--- Records supplied ---
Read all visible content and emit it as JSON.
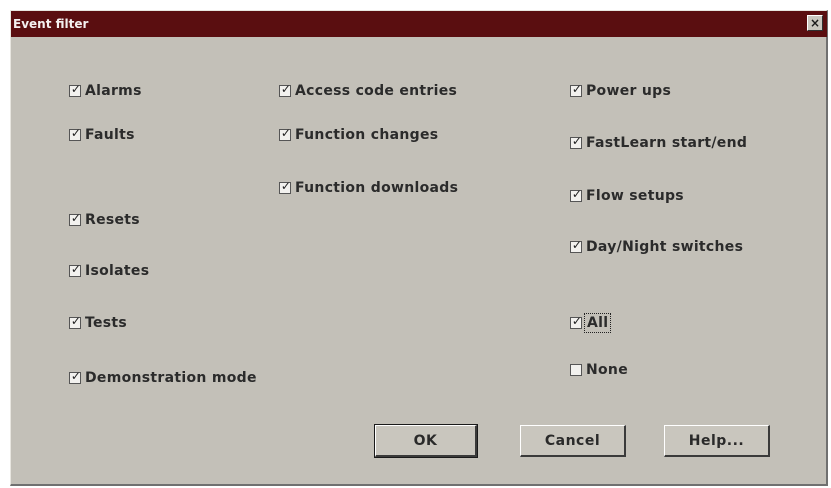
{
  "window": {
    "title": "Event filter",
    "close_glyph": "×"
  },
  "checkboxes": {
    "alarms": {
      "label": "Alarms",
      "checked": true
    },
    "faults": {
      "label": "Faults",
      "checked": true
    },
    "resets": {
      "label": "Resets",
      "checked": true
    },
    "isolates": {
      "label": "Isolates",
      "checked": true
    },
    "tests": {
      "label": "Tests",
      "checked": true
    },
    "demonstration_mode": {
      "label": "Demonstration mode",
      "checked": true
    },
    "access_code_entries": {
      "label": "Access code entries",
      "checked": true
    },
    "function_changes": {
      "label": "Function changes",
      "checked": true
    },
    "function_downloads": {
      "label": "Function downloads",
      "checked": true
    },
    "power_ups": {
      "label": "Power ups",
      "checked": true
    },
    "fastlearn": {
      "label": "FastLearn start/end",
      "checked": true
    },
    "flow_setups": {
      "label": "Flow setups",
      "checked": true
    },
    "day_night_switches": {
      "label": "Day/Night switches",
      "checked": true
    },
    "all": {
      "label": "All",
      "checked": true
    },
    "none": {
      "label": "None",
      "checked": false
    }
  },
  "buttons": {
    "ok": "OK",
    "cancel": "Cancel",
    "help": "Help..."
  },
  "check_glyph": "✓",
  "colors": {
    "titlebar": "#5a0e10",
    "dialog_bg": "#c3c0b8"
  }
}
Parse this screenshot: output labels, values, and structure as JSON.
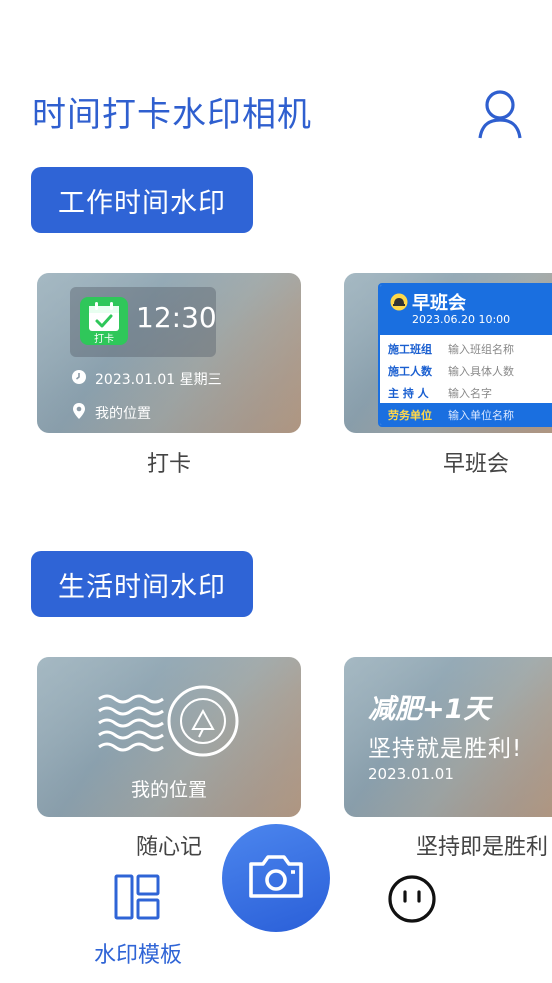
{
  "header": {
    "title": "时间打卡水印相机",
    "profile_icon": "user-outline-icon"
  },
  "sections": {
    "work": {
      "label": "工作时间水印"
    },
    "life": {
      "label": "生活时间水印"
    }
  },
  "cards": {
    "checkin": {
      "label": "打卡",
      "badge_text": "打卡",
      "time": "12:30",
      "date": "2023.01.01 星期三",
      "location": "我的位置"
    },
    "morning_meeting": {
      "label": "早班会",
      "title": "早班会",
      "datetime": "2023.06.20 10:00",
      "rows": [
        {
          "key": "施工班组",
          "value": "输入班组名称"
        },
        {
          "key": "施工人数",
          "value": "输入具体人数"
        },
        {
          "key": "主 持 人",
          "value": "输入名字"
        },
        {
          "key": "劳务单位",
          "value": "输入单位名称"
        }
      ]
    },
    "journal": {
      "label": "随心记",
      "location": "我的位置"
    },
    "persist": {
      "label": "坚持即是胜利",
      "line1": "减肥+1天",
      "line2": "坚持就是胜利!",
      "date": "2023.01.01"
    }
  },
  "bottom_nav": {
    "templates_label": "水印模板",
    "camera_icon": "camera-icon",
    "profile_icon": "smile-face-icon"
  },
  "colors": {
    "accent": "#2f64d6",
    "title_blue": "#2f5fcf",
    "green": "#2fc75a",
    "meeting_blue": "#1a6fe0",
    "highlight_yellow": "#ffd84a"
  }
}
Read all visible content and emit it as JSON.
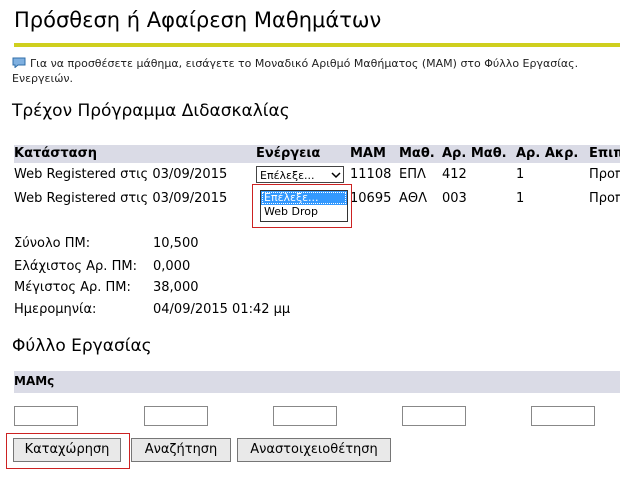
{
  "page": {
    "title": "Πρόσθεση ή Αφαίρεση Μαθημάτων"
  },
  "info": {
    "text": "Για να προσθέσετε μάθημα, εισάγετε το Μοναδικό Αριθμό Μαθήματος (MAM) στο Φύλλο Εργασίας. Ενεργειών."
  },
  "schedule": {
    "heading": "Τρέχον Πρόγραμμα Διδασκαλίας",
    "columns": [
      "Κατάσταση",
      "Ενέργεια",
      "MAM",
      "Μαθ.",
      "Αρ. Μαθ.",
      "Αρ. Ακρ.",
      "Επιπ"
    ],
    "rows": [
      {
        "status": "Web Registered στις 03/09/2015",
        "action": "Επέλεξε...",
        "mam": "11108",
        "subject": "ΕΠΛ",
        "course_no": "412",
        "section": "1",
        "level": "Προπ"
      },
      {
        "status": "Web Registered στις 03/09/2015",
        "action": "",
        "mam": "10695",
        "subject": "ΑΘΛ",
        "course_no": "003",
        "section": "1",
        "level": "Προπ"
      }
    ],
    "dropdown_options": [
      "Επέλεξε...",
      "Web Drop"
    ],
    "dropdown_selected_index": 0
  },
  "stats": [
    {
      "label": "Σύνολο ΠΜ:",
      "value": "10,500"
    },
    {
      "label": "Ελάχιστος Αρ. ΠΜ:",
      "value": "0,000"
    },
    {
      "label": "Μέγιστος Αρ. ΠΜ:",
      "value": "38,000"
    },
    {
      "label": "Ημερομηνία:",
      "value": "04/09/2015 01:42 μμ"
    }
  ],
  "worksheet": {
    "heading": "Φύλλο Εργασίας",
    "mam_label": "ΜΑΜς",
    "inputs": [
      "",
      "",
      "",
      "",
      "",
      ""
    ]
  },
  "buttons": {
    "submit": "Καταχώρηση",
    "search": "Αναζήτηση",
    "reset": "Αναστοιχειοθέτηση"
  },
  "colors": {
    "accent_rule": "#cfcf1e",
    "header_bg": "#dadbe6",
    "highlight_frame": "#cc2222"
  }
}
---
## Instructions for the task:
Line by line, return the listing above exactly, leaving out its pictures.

## Task result:
Read all visible content and emit it as JSON.
{
  "window": {
    "title": "Event filter",
    "close_glyph": "×"
  },
  "checkboxes": {
    "alarms": {
      "label": "Alarms",
      "checked": true
    },
    "faults": {
      "label": "Faults",
      "checked": true
    },
    "resets": {
      "label": "Resets",
      "checked": true
    },
    "isolates": {
      "label": "Isolates",
      "checked": true
    },
    "tests": {
      "label": "Tests",
      "checked": true
    },
    "demonstration_mode": {
      "label": "Demonstration mode",
      "checked": true
    },
    "access_code_entries": {
      "label": "Access code entries",
      "checked": true
    },
    "function_changes": {
      "label": "Function changes",
      "checked": true
    },
    "function_downloads": {
      "label": "Function downloads",
      "checked": true
    },
    "power_ups": {
      "label": "Power ups",
      "checked": true
    },
    "fastlearn": {
      "label": "FastLearn start/end",
      "checked": true
    },
    "flow_setups": {
      "label": "Flow setups",
      "checked": true
    },
    "day_night_switches": {
      "label": "Day/Night switches",
      "checked": true
    },
    "all": {
      "label": "All",
      "checked": true
    },
    "none": {
      "label": "None",
      "checked": false
    }
  },
  "buttons": {
    "ok": "OK",
    "cancel": "Cancel",
    "help": "Help..."
  },
  "check_glyph": "✓",
  "colors": {
    "titlebar": "#5a0e10",
    "dialog_bg": "#c3c0b8"
  }
}
Parse this screenshot: output labels, values, and structure as JSON.
{
  "header": {
    "title": "时间打卡水印相机",
    "profile_icon": "user-outline-icon"
  },
  "sections": {
    "work": {
      "label": "工作时间水印"
    },
    "life": {
      "label": "生活时间水印"
    }
  },
  "cards": {
    "checkin": {
      "label": "打卡",
      "badge_text": "打卡",
      "time": "12:30",
      "date": "2023.01.01 星期三",
      "location": "我的位置"
    },
    "morning_meeting": {
      "label": "早班会",
      "title": "早班会",
      "datetime": "2023.06.20 10:00",
      "rows": [
        {
          "key": "施工班组",
          "value": "输入班组名称"
        },
        {
          "key": "施工人数",
          "value": "输入具体人数"
        },
        {
          "key": "主 持 人",
          "value": "输入名字"
        },
        {
          "key": "劳务单位",
          "value": "输入单位名称"
        }
      ]
    },
    "journal": {
      "label": "随心记",
      "location": "我的位置"
    },
    "persist": {
      "label": "坚持即是胜利",
      "line1": "减肥+1天",
      "line2": "坚持就是胜利!",
      "date": "2023.01.01"
    }
  },
  "bottom_nav": {
    "templates_label": "水印模板",
    "camera_icon": "camera-icon",
    "profile_icon": "smile-face-icon"
  },
  "colors": {
    "accent": "#2f64d6",
    "title_blue": "#2f5fcf",
    "green": "#2fc75a",
    "meeting_blue": "#1a6fe0",
    "highlight_yellow": "#ffd84a"
  }
}
Read all visible content and emit it as JSON.
{
  "page": {
    "title": "Πρόσθεση ή Αφαίρεση Μαθημάτων"
  },
  "info": {
    "text": "Για να προσθέσετε μάθημα, εισάγετε το Μοναδικό Αριθμό Μαθήματος (MAM) στο Φύλλο Εργασίας. Ενεργειών."
  },
  "schedule": {
    "heading": "Τρέχον Πρόγραμμα Διδασκαλίας",
    "columns": [
      "Κατάσταση",
      "Ενέργεια",
      "MAM",
      "Μαθ.",
      "Αρ. Μαθ.",
      "Αρ. Ακρ.",
      "Επιπ"
    ],
    "rows": [
      {
        "status": "Web Registered στις 03/09/2015",
        "action": "Επέλεξε...",
        "mam": "11108",
        "subject": "ΕΠΛ",
        "course_no": "412",
        "section": "1",
        "level": "Προπ"
      },
      {
        "status": "Web Registered στις 03/09/2015",
        "action": "",
        "mam": "10695",
        "subject": "ΑΘΛ",
        "course_no": "003",
        "section": "1",
        "level": "Προπ"
      }
    ],
    "dropdown_options": [
      "Επέλεξε...",
      "Web Drop"
    ],
    "dropdown_selected_index": 0
  },
  "stats": [
    {
      "label": "Σύνολο ΠΜ:",
      "value": "10,500"
    },
    {
      "label": "Ελάχιστος Αρ. ΠΜ:",
      "value": "0,000"
    },
    {
      "label": "Μέγιστος Αρ. ΠΜ:",
      "value": "38,000"
    },
    {
      "label": "Ημερομηνία:",
      "value": "04/09/2015 01:42 μμ"
    }
  ],
  "worksheet": {
    "heading": "Φύλλο Εργασίας",
    "mam_label": "ΜΑΜς",
    "inputs": [
      "",
      "",
      "",
      "",
      "",
      ""
    ]
  },
  "buttons": {
    "submit": "Καταχώρηση",
    "search": "Αναζήτηση",
    "reset": "Αναστοιχειοθέτηση"
  },
  "colors": {
    "accent_rule": "#cfcf1e",
    "header_bg": "#dadbe6",
    "highlight_frame": "#cc2222"
  }
}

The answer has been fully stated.